Tori said...

I think my greatest worry about living in such an affluent society is it creating "soft" people. We know from the scriptures that there will be some very trying times in days to come (there already are for some), how will we fare when we are so used to having everything so easily? And what does it say that we want, want, want? (I include myself in this.)

Here are some things I have seen/heard done to help keep ourselves and our kids grounded and grateful. Remember, this is not to be a scrooge, but to help our kids be grateful, giving, resourceful people:

1. No Christmas wish list. (Or only one item. Period.)

2. Immediate family members draw names for gift exchange and money that would otherwise go to gifts is used to help those who are less fortunate.

3. Only handmade gifts exchanged.

4. A family service project for Christmas.

5. Children get three gifts: something to wear, something to read, something to play with.

6. Kids don't make lists of what they want to get, but make lists of things they want to give in service to others.
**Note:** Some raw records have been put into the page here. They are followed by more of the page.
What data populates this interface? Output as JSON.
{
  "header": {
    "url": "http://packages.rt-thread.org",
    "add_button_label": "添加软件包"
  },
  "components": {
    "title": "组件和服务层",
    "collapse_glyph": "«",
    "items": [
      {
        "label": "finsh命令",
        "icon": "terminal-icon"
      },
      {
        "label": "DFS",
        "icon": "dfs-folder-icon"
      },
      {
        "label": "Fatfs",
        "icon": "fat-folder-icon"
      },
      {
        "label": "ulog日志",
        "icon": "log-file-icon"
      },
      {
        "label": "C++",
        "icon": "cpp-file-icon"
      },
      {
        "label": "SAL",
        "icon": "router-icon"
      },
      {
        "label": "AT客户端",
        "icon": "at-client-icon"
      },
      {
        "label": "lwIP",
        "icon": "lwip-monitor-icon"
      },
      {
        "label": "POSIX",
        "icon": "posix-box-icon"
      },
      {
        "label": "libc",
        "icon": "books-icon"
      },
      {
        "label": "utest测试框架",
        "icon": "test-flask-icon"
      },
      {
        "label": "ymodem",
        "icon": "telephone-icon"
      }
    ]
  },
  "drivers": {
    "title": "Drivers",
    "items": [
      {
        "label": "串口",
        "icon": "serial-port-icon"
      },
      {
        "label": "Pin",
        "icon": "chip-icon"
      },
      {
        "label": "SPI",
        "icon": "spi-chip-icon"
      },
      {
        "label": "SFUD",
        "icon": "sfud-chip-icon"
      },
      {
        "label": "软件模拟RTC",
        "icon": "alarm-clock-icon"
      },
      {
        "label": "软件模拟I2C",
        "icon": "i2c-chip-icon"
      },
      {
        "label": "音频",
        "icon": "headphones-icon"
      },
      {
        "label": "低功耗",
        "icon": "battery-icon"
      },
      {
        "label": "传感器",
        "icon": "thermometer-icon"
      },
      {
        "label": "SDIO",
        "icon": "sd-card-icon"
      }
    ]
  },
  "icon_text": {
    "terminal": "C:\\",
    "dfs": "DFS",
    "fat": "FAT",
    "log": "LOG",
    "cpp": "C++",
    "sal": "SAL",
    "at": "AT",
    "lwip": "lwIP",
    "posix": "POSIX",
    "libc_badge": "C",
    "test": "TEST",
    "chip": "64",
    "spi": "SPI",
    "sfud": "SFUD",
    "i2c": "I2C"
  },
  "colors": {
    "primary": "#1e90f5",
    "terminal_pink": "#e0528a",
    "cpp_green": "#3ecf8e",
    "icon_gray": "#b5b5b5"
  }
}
7. Related to #6, a coupon Christmas. Everyone makes coupons for service to be rendered to others.

8. Grandparents are asked to give a family gift like a museum pass or tickets to a play or concert. No individual gifts. That can be tricky, but if you explain that you are trying to help the kids to be less materially-minded and more grateful and giving to others, less self-centered, how are they going to argue with that?

Maybe part of the problem is our love of giving. We like to give gifts to our children at Christmas, but that gift giving has backfired on us and created a kind of sickness in our society. There is such a thing as too much of a good thing.

Good luck!

Sandy H. said...


Q and I have been thinking about these same issues of late, and I found an article on about overcoming the sense of "entitlement" we seem to have. They had this link that we have been looking at and plan on implementing the "family economy" at our house...I hope it works!

Yvonne said...

Oh, the joys of parenting.

It's all about balance. I can tell you the more we give them when they are young, the greater the challenges are when they get older and can't get it for themselves. That's probably about the only thing I would really like to change about the way we raised our older children--I think we tried too hard to make up for things we felt they had to deal with when they were younger. The divorce was hard on the older ones, my oldest growing up without a dad, etc. I think it caused them all a great deal of problems and we watched them struggle while raising their own children. Hearing "no, we can't get that" is not a bad thing.

You are a FANTASTIC mother.

Yvonne said...

Regarding the laundry--one day, you'll be just doing laundry for your hubby and you and you'll be sad-REALLY, YOU WILL ; )